(App and web page records)
========

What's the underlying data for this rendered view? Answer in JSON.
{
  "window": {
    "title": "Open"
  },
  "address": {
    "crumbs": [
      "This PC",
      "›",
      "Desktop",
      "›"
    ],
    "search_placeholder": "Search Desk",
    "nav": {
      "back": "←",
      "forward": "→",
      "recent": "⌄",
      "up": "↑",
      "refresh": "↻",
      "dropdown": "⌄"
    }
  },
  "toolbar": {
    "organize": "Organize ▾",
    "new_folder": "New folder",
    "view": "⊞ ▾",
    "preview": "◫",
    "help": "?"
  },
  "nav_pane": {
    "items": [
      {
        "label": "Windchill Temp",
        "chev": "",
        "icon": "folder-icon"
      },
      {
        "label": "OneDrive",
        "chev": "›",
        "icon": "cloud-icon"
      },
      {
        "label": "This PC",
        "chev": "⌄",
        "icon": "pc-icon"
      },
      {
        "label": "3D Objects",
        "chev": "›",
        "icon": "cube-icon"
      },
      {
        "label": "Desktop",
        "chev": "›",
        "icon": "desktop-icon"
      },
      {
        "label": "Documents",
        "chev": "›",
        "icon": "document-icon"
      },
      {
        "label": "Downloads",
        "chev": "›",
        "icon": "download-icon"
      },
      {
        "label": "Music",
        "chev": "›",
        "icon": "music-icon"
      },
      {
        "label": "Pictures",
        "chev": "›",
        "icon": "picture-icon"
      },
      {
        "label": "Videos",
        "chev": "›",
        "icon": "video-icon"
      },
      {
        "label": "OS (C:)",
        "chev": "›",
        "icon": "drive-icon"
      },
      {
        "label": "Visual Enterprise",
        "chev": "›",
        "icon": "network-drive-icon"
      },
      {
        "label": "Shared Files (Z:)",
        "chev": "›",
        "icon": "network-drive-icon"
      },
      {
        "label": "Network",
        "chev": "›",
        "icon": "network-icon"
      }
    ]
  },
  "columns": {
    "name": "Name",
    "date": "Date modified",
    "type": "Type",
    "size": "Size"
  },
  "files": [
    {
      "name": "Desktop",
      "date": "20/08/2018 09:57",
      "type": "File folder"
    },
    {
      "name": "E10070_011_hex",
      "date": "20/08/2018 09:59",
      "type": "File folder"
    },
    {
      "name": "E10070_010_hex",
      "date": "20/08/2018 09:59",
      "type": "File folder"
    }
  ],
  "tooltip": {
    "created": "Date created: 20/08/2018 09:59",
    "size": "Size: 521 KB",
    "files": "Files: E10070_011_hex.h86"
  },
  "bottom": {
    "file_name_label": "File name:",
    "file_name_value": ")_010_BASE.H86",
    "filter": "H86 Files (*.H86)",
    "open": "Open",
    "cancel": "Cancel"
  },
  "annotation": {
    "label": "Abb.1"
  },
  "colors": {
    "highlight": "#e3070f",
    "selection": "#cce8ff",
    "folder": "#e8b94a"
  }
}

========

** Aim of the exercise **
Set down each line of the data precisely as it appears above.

** Solution for this task **
What's the underlying data for this rendered view? Answer in JSON.
{
  "window": {
    "title": "Open"
  },
  "address": {
    "crumbs": [
      "This PC",
      "›",
      "Desktop",
      "›"
    ],
    "search_placeholder": "Search Desk",
    "nav": {
      "back": "←",
      "forward": "→",
      "recent": "⌄",
      "up": "↑",
      "refresh": "↻",
      "dropdown": "⌄"
    }
  },
  "toolbar": {
    "organize": "Organize ▾",
    "new_folder": "New folder",
    "view": "⊞ ▾",
    "preview": "◫",
    "help": "?"
  },
  "nav_pane": {
    "items": [
      {
        "label": "Windchill Temp",
        "chev": "",
        "icon": "folder-icon"
      },
      {
        "label": "OneDrive",
        "chev": "›",
        "icon": "cloud-icon"
      },
      {
        "label": "This PC",
        "chev": "⌄",
        "icon": "pc-icon"
      },
      {
        "label": "3D Objects",
        "chev": "›",
        "icon": "cube-icon"
      },
      {
        "label": "Desktop",
        "chev": "›",
        "icon": "desktop-icon"
      },
      {
        "label": "Documents",
        "chev": "›",
        "icon": "document-icon"
      },
      {
        "label": "Downloads",
        "chev": "›",
        "icon": "download-icon"
      },
      {
        "label": "Music",
        "chev": "›",
        "icon": "music-icon"
      },
      {
        "label": "Pictures",
        "chev": "›",
        "icon": "picture-icon"
      },
      {
        "label": "Videos",
        "chev": "›",
        "icon": "video-icon"
      },
      {
        "label": "OS (C:)",
        "chev": "›",
        "icon": "drive-icon"
      },
      {
        "label": "Visual Enterprise",
        "chev": "›",
        "icon": "network-drive-icon"
      },
      {
        "label": "Shared Files (Z:)",
        "chev": "›",
        "icon": "network-drive-icon"
      },
      {
        "label": "Network",
        "chev": "›",
        "icon": "network-icon"
      }
    ]
  },
  "columns": {
    "name": "Name",
    "date": "Date modified",
    "type": "Type",
    "size": "Size"
  },
  "files": [
    {
      "name": "Desktop",
      "date": "20/08/2018 09:57",
      "type": "File folder"
    },
    {
      "name": "E10070_011_hex",
      "date": "20/08/2018 09:59",
      "type": "File folder"
    },
    {
      "name": "E10070_010_hex",
      "date": "20/08/2018 09:59",
      "type": "File folder"
    }
  ],
  "tooltip": {
    "created": "Date created: 20/08/2018 09:59",
    "size": "Size: 521 KB",
    "files": "Files: E10070_011_hex.h86"
  },
  "bottom": {
    "file_name_label": "File name:",
    "file_name_value": ")_010_BASE.H86",
    "filter": "H86 Files (*.H86)",
    "open": "Open",
    "cancel": "Cancel"
  },
  "annotation": {
    "label": "Abb.1"
  },
  "colors": {
    "highlight": "#e3070f",
    "selection": "#cce8ff",
    "folder": "#e8b94a"
  }
}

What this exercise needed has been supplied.